Term of Award

Fall 2016

Degree Name

Master of Arts in History (M.A.)

Document Type and Release Option

Thesis (open access)

Copyright Statement / License for Reuse

Creative Commons License
This work is licensed under a Creative Commons Attribution 4.0 License.


Department of History

Committee Chair

Brian Feltman

Committee Member 1

William Allison

Committee Member 2

Robert Batchelor

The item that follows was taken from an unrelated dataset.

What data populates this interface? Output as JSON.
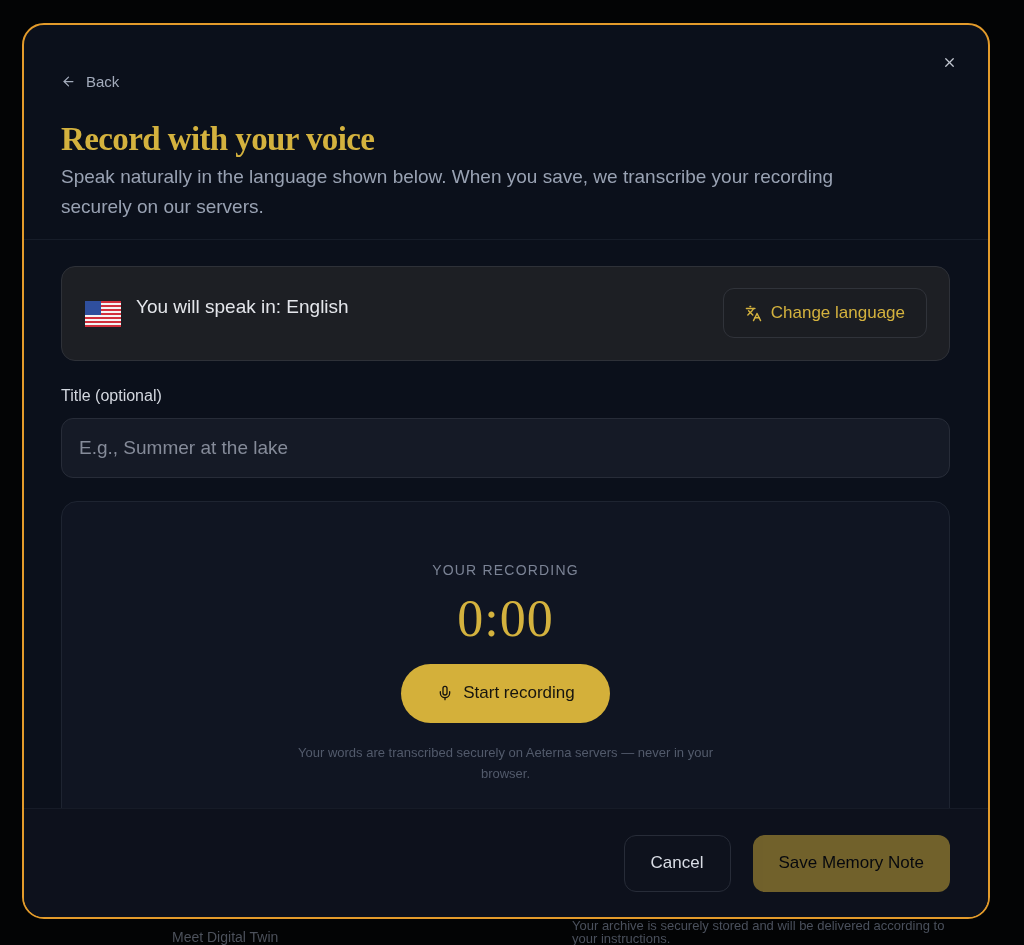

The historiography of the First World War in Great Britain has focused mainly on military matters, leaving home front experiences temporarily unexplored. While the soldier’s experience remains invaluable to historians, studies of women and the home front are significant. The White Feather Campaign, which called for women to give white feathers denoting cowardice to men in civilian dress, who allegedly had not enlisted, remains vivid in British historical memory, but few scholarly works have examined it thoroughly. Historians such as Nicoletta F. Gullace and Susan R. Grayzel have shed light on British women in the war, but there remains further room for study. Because of the shared war effort and the urgent need to recruit volunteers, white feather giving spread from the mother country to its territories. As no major works have studied the connections between white feather practices in Britain and in its Dominions, specifically Canada, Australia, and New Zealand, this thesis examines this transnational aspect of the evolving relationship between war and gender.

As British and Commonwealth women distributed white feathers to accused “cowards” and “shirkers” in civilian dress, they attempted to influence political opinion. By shaming men, they aimed to convince them to be real men by enlisting to protect their homeland from the enemy. Through sending letters containing white feathers, they confronted men privately with an implied threat to do so publicly. In a national political setting which did not allow women to vote, giving white feathers was a radical way in which women could make their voices heard.

Research Data and Supplementary Material